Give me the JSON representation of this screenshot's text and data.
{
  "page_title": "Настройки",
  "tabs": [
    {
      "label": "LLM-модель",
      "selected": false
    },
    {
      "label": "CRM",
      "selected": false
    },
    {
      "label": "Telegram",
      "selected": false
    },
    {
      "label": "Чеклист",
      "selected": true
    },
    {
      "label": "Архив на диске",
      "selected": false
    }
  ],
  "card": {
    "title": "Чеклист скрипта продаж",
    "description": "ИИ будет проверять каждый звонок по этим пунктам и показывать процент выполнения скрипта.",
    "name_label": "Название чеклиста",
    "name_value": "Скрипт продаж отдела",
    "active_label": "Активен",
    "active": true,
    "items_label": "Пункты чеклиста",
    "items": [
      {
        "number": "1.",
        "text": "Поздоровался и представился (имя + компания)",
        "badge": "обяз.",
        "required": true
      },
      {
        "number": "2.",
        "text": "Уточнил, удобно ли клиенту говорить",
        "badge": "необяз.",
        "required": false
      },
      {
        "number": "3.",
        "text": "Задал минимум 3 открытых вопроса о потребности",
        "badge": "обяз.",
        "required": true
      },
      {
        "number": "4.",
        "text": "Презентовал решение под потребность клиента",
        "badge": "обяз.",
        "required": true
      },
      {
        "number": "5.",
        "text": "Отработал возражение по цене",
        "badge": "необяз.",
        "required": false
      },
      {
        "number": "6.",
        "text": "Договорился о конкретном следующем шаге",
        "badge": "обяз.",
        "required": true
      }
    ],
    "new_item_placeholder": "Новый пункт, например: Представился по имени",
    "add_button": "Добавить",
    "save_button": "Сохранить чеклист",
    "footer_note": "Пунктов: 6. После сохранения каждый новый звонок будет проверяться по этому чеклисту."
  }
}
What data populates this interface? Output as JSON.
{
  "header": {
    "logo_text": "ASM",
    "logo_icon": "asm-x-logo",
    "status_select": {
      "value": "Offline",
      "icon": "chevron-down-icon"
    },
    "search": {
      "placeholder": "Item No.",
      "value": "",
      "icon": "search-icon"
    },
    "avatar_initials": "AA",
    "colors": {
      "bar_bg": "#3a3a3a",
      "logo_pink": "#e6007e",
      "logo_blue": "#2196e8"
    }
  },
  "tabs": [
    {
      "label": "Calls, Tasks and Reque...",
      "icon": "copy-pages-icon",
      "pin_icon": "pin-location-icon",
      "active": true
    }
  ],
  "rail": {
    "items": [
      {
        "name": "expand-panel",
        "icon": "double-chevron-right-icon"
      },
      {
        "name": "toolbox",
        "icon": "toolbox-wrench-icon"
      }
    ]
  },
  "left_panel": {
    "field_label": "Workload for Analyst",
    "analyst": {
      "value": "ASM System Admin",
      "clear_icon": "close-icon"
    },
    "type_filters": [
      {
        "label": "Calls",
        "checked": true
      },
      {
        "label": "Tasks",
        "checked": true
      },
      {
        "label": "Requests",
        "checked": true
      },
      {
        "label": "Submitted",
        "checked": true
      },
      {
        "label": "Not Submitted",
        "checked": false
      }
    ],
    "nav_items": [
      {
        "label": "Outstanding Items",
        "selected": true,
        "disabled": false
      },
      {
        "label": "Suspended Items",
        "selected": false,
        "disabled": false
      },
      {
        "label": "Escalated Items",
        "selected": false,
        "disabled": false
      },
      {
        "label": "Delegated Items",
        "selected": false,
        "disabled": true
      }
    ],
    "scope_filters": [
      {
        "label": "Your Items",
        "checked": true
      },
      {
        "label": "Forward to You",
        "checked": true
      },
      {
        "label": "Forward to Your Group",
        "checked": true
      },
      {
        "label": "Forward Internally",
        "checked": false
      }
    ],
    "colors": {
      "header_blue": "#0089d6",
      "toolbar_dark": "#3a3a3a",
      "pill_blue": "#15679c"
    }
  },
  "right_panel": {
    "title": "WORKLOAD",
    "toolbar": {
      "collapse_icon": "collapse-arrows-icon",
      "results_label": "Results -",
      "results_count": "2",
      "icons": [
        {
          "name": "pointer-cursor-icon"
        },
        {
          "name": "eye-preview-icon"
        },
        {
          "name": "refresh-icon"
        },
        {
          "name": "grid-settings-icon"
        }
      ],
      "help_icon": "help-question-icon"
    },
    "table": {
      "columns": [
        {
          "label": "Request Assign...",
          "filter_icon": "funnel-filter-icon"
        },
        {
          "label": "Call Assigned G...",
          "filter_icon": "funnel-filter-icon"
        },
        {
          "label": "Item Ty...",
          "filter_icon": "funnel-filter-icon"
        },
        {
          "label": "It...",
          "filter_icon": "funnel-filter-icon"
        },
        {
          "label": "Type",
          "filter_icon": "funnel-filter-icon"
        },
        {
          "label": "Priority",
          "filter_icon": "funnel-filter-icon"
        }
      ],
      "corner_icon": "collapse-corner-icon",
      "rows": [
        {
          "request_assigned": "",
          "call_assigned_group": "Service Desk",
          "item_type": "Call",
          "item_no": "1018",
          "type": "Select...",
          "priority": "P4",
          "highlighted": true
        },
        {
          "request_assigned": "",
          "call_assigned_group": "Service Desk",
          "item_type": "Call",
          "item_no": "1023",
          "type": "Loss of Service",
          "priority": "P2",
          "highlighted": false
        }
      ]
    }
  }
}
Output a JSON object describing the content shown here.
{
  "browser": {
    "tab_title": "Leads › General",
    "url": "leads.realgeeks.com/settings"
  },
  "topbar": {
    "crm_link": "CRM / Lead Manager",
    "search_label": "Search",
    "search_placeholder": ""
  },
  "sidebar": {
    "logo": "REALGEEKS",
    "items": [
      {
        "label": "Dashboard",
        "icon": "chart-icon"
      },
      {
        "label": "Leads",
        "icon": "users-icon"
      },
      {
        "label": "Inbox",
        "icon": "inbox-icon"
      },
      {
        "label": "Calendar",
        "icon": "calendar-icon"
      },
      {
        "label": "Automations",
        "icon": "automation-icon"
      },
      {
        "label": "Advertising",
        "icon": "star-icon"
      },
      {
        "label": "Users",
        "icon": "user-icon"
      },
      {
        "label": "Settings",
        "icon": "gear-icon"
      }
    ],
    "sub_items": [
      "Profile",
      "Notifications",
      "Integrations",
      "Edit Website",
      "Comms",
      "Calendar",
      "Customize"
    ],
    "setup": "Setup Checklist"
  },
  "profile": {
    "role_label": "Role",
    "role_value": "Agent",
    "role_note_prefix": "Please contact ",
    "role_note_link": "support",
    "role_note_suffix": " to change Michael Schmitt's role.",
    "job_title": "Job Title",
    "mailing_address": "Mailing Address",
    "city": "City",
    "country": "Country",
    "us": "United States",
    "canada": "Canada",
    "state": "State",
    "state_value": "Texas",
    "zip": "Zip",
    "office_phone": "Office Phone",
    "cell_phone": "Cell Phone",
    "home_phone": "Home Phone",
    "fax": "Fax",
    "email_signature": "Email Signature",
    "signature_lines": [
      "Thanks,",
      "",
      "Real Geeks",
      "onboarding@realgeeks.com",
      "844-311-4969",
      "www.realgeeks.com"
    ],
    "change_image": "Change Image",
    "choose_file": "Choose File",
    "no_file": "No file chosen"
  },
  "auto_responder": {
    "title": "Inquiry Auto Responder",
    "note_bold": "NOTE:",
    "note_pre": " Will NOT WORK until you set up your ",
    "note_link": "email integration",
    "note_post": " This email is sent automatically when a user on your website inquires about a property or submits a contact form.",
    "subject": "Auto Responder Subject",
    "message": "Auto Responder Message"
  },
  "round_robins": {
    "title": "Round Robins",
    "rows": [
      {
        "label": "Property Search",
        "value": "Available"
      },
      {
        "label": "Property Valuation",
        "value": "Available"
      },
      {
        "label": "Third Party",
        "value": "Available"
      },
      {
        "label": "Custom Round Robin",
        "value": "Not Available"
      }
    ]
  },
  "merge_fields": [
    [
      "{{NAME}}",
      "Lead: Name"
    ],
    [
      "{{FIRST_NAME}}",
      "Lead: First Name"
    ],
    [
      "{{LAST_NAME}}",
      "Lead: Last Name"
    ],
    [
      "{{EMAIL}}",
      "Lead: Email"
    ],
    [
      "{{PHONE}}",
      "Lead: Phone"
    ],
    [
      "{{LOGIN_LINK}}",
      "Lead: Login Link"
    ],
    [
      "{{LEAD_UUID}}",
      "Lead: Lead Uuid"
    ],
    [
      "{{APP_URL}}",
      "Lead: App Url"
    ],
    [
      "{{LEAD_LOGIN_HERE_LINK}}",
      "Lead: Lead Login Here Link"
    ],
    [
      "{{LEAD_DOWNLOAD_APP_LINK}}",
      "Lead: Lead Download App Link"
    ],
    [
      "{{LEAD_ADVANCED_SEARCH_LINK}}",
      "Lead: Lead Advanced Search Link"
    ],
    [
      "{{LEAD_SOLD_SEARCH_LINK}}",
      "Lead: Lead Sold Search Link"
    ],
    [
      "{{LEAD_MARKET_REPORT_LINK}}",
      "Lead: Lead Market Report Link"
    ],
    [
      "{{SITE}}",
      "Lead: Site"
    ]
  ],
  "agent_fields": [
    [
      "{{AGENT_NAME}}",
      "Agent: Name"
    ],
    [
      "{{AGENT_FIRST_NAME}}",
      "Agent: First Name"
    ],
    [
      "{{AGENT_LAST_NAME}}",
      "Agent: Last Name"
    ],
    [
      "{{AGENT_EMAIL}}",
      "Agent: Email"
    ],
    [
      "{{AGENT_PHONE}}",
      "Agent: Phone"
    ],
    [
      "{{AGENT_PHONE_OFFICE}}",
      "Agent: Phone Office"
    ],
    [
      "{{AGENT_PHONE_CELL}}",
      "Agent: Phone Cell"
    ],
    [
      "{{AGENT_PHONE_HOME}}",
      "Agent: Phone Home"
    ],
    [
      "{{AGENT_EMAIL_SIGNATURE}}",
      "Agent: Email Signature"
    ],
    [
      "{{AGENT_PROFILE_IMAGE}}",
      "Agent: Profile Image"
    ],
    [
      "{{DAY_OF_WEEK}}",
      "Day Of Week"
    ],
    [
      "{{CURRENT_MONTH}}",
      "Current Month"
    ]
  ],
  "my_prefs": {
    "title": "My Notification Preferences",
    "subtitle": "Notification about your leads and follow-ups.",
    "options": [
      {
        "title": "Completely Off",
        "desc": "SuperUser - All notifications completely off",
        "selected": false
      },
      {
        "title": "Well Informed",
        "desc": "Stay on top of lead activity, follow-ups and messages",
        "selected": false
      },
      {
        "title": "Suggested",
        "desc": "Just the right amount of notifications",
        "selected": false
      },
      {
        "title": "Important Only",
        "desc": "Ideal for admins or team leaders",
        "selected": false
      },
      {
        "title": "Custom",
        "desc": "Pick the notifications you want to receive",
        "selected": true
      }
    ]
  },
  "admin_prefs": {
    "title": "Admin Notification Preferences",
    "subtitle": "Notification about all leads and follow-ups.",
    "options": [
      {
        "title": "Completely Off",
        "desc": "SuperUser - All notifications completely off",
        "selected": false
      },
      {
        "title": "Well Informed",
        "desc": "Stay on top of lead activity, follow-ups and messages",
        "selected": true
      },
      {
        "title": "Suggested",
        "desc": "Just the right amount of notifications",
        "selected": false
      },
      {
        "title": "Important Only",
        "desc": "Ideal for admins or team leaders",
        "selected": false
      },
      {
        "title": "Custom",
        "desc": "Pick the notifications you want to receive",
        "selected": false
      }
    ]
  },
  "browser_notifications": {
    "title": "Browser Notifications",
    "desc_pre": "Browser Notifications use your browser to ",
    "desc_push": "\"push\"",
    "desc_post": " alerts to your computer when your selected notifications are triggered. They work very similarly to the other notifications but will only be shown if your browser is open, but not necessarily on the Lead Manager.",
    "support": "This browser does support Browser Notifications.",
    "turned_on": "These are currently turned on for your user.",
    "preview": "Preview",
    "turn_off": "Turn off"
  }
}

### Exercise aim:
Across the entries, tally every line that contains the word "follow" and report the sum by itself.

### Response:
4